### Activity
Repeat every line of the data exactly; the pictures stay out.

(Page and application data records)
++++++++++++++++++++
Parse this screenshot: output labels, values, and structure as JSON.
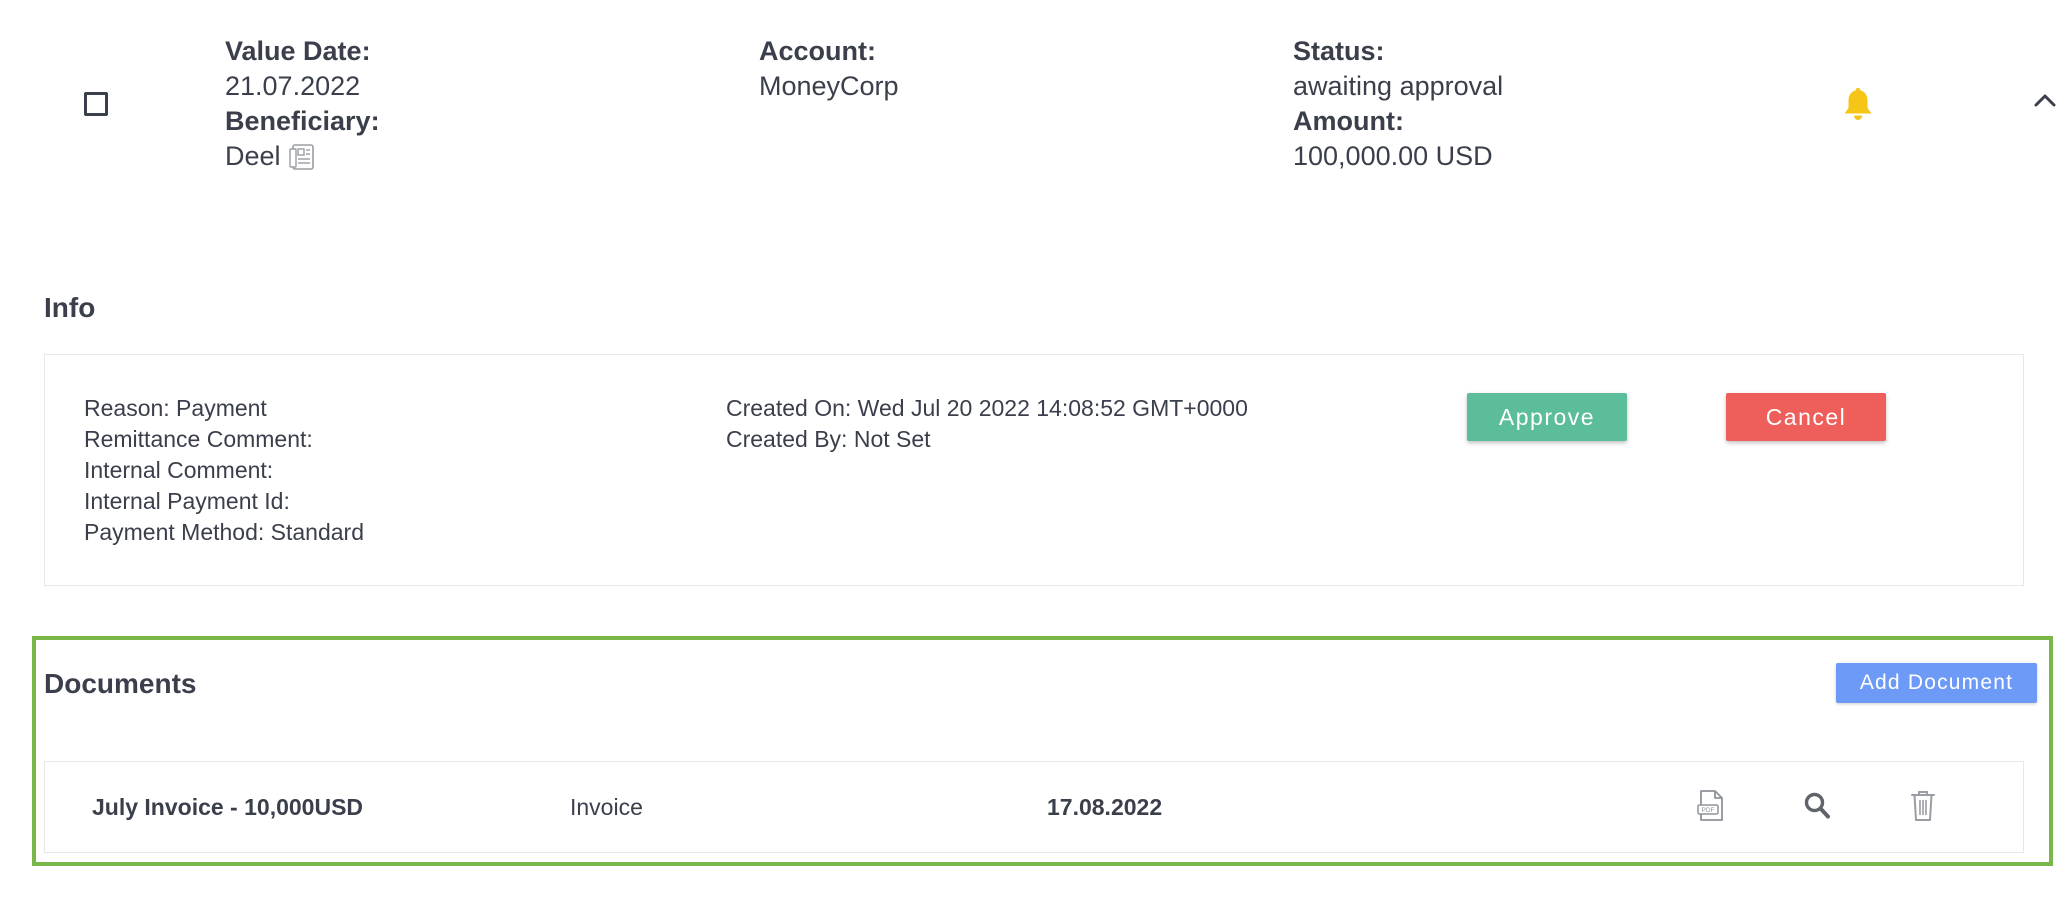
{
  "payment": {
    "value_date_label": "Value Date:",
    "value_date": "21.07.2022",
    "beneficiary_label": "Beneficiary:",
    "beneficiary": "Deel",
    "account_label": "Account:",
    "account": "MoneyCorp",
    "status_label": "Status:",
    "status": "awaiting approval",
    "amount_label": "Amount:",
    "amount": "100,000.00 USD"
  },
  "info": {
    "title": "Info",
    "left_lines": [
      "Reason: Payment",
      "Remittance Comment:",
      "Internal Comment:",
      "Internal Payment Id:",
      "Payment Method: Standard"
    ],
    "right_lines": [
      "Created On: Wed Jul 20 2022 14:08:52 GMT+0000",
      "Created By: Not Set"
    ],
    "approve_label": "Approve",
    "cancel_label": "Cancel"
  },
  "documents": {
    "title": "Documents",
    "add_label": "Add Document",
    "rows": [
      {
        "name": "July Invoice - 10,000USD",
        "type": "Invoice",
        "date": "17.08.2022"
      }
    ]
  },
  "icons": {
    "checkbox": "checkbox-icon",
    "beneficiary_card": "contact-card-icon",
    "bell": "bell-icon",
    "chevron": "chevron-up-icon",
    "pdf": "pdf-file-icon",
    "search": "search-icon",
    "trash": "trash-icon"
  },
  "colors": {
    "approve": "#5bbd99",
    "cancel": "#ee5f5b",
    "add_document": "#6e9af7",
    "bell": "#f5c518",
    "highlight_border": "#7ab648"
  }
}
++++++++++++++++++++
### Output for this task
Parse this screenshot: output labels, values, and structure as JSON.
{
  "payment": {
    "value_date_label": "Value Date:",
    "value_date": "21.07.2022",
    "beneficiary_label": "Beneficiary:",
    "beneficiary": "Deel",
    "account_label": "Account:",
    "account": "MoneyCorp",
    "status_label": "Status:",
    "status": "awaiting approval",
    "amount_label": "Amount:",
    "amount": "100,000.00 USD"
  },
  "info": {
    "title": "Info",
    "left_lines": [
      "Reason: Payment",
      "Remittance Comment:",
      "Internal Comment:",
      "Internal Payment Id:",
      "Payment Method: Standard"
    ],
    "right_lines": [
      "Created On: Wed Jul 20 2022 14:08:52 GMT+0000",
      "Created By: Not Set"
    ],
    "approve_label": "Approve",
    "cancel_label": "Cancel"
  },
  "documents": {
    "title": "Documents",
    "add_label": "Add Document",
    "rows": [
      {
        "name": "July Invoice - 10,000USD",
        "type": "Invoice",
        "date": "17.08.2022"
      }
    ]
  },
  "icons": {
    "checkbox": "checkbox-icon",
    "beneficiary_card": "contact-card-icon",
    "bell": "bell-icon",
    "chevron": "chevron-up-icon",
    "pdf": "pdf-file-icon",
    "search": "search-icon",
    "trash": "trash-icon"
  },
  "colors": {
    "approve": "#5bbd99",
    "cancel": "#ee5f5b",
    "add_document": "#6e9af7",
    "bell": "#f5c518",
    "highlight_border": "#7ab648"
  }
}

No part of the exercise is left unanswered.